● Entries taken from a collection
....
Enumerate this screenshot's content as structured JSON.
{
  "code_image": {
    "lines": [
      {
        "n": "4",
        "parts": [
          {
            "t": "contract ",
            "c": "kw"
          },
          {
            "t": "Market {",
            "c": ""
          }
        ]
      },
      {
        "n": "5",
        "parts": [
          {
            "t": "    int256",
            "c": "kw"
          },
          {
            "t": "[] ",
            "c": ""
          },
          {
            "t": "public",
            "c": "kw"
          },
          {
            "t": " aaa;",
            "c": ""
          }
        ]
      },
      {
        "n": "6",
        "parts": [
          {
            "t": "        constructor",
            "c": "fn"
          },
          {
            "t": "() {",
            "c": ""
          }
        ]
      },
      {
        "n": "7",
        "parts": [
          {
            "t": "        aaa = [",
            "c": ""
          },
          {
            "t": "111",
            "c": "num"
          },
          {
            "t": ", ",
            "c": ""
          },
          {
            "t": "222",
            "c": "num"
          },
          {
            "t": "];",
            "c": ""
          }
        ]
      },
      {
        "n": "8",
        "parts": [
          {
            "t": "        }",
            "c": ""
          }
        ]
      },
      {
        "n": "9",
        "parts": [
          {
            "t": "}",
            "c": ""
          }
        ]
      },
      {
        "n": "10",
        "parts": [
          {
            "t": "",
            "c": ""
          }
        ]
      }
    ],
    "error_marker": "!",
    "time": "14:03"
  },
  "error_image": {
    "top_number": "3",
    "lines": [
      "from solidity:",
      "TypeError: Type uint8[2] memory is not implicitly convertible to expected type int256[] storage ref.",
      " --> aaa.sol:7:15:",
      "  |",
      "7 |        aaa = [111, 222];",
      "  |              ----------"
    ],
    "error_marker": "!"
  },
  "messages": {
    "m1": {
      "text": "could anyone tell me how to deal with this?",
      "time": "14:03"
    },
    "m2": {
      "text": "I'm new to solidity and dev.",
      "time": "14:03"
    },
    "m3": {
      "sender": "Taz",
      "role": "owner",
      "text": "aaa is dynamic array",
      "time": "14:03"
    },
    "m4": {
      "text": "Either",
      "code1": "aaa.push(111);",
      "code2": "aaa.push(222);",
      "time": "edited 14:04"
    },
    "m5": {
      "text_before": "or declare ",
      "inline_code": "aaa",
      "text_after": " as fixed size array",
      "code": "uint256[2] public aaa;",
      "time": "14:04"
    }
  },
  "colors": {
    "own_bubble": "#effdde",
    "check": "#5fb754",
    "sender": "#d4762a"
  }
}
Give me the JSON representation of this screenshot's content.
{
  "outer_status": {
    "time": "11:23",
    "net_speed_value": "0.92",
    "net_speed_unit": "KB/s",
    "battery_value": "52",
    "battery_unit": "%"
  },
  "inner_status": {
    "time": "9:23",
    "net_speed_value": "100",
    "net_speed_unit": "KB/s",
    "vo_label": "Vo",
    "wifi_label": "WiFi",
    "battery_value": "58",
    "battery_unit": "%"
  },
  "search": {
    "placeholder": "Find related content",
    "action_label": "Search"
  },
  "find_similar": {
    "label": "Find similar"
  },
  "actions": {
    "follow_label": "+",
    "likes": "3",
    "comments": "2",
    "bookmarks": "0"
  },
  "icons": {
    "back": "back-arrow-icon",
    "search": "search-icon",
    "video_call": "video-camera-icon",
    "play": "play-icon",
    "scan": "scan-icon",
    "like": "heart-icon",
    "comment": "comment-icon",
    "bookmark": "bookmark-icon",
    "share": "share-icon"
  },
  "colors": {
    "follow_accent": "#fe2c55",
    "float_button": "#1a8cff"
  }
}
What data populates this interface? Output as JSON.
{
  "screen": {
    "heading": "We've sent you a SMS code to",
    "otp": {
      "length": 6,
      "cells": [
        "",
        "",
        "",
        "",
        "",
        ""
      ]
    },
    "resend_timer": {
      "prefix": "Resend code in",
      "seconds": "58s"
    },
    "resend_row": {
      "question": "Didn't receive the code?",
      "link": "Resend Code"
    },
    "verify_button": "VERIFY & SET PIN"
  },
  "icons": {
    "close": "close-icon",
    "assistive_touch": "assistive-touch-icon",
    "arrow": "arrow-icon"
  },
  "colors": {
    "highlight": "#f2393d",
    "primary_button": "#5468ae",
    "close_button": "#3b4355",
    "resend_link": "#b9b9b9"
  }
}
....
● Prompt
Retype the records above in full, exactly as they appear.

● Written response
Enumerate this screenshot's content as structured JSON.
{
  "code_image": {
    "lines": [
      {
        "n": "4",
        "parts": [
          {
            "t": "contract ",
            "c": "kw"
          },
          {
            "t": "Market {",
            "c": ""
          }
        ]
      },
      {
        "n": "5",
        "parts": [
          {
            "t": "    int256",
            "c": "kw"
          },
          {
            "t": "[] ",
            "c": ""
          },
          {
            "t": "public",
            "c": "kw"
          },
          {
            "t": " aaa;",
            "c": ""
          }
        ]
      },
      {
        "n": "6",
        "parts": [
          {
            "t": "        constructor",
            "c": "fn"
          },
          {
            "t": "() {",
            "c": ""
          }
        ]
      },
      {
        "n": "7",
        "parts": [
          {
            "t": "        aaa = [",
            "c": ""
          },
          {
            "t": "111",
            "c": "num"
          },
          {
            "t": ", ",
            "c": ""
          },
          {
            "t": "222",
            "c": "num"
          },
          {
            "t": "];",
            "c": ""
          }
        ]
      },
      {
        "n": "8",
        "parts": [
          {
            "t": "        }",
            "c": ""
          }
        ]
      },
      {
        "n": "9",
        "parts": [
          {
            "t": "}",
            "c": ""
          }
        ]
      },
      {
        "n": "10",
        "parts": [
          {
            "t": "",
            "c": ""
          }
        ]
      }
    ],
    "error_marker": "!",
    "time": "14:03"
  },
  "error_image": {
    "top_number": "3",
    "lines": [
      "from solidity:",
      "TypeError: Type uint8[2] memory is not implicitly convertible to expected type int256[] storage ref.",
      " --> aaa.sol:7:15:",
      "  |",
      "7 |        aaa = [111, 222];",
      "  |              ----------"
    ],
    "error_marker": "!"
  },
  "messages": {
    "m1": {
      "text": "could anyone tell me how to deal with this?",
      "time": "14:03"
    },
    "m2": {
      "text": "I'm new to solidity and dev.",
      "time": "14:03"
    },
    "m3": {
      "sender": "Taz",
      "role": "owner",
      "text": "aaa is dynamic array",
      "time": "14:03"
    },
    "m4": {
      "text": "Either",
      "code1": "aaa.push(111);",
      "code2": "aaa.push(222);",
      "time": "edited 14:04"
    },
    "m5": {
      "text_before": "or declare ",
      "inline_code": "aaa",
      "text_after": " as fixed size array",
      "code": "uint256[2] public aaa;",
      "time": "14:04"
    }
  },
  "colors": {
    "own_bubble": "#effdde",
    "check": "#5fb754",
    "sender": "#d4762a"
  }
}
Give me the JSON representation of this screenshot's content.
{
  "outer_status": {
    "time": "11:23",
    "net_speed_value": "0.92",
    "net_speed_unit": "KB/s",
    "battery_value": "52",
    "battery_unit": "%"
  },
  "inner_status": {
    "time": "9:23",
    "net_speed_value": "100",
    "net_speed_unit": "KB/s",
    "vo_label": "Vo",
    "wifi_label": "WiFi",
    "battery_value": "58",
    "battery_unit": "%"
  },
  "search": {
    "placeholder": "Find related content",
    "action_label": "Search"
  },
  "find_similar": {
    "label": "Find similar"
  },
  "actions": {
    "follow_label": "+",
    "likes": "3",
    "comments": "2",
    "bookmarks": "0"
  },
  "icons": {
    "back": "back-arrow-icon",
    "search": "search-icon",
    "video_call": "video-camera-icon",
    "play": "play-icon",
    "scan": "scan-icon",
    "like": "heart-icon",
    "comment": "comment-icon",
    "bookmark": "bookmark-icon",
    "share": "share-icon"
  },
  "colors": {
    "follow_accent": "#fe2c55",
    "float_button": "#1a8cff"
  }
}
What data populates this interface? Output as JSON.
{
  "screen": {
    "heading": "We've sent you a SMS code to",
    "otp": {
      "length": 6,
      "cells": [
        "",
        "",
        "",
        "",
        "",
        ""
      ]
    },
    "resend_timer": {
      "prefix": "Resend code in",
      "seconds": "58s"
    },
    "resend_row": {
      "question": "Didn't receive the code?",
      "link": "Resend Code"
    },
    "verify_button": "VERIFY & SET PIN"
  },
  "icons": {
    "close": "close-icon",
    "assistive_touch": "assistive-touch-icon",
    "arrow": "arrow-icon"
  },
  "colors": {
    "highlight": "#f2393d",
    "primary_button": "#5468ae",
    "close_button": "#3b4355",
    "resend_link": "#b9b9b9"
  }
}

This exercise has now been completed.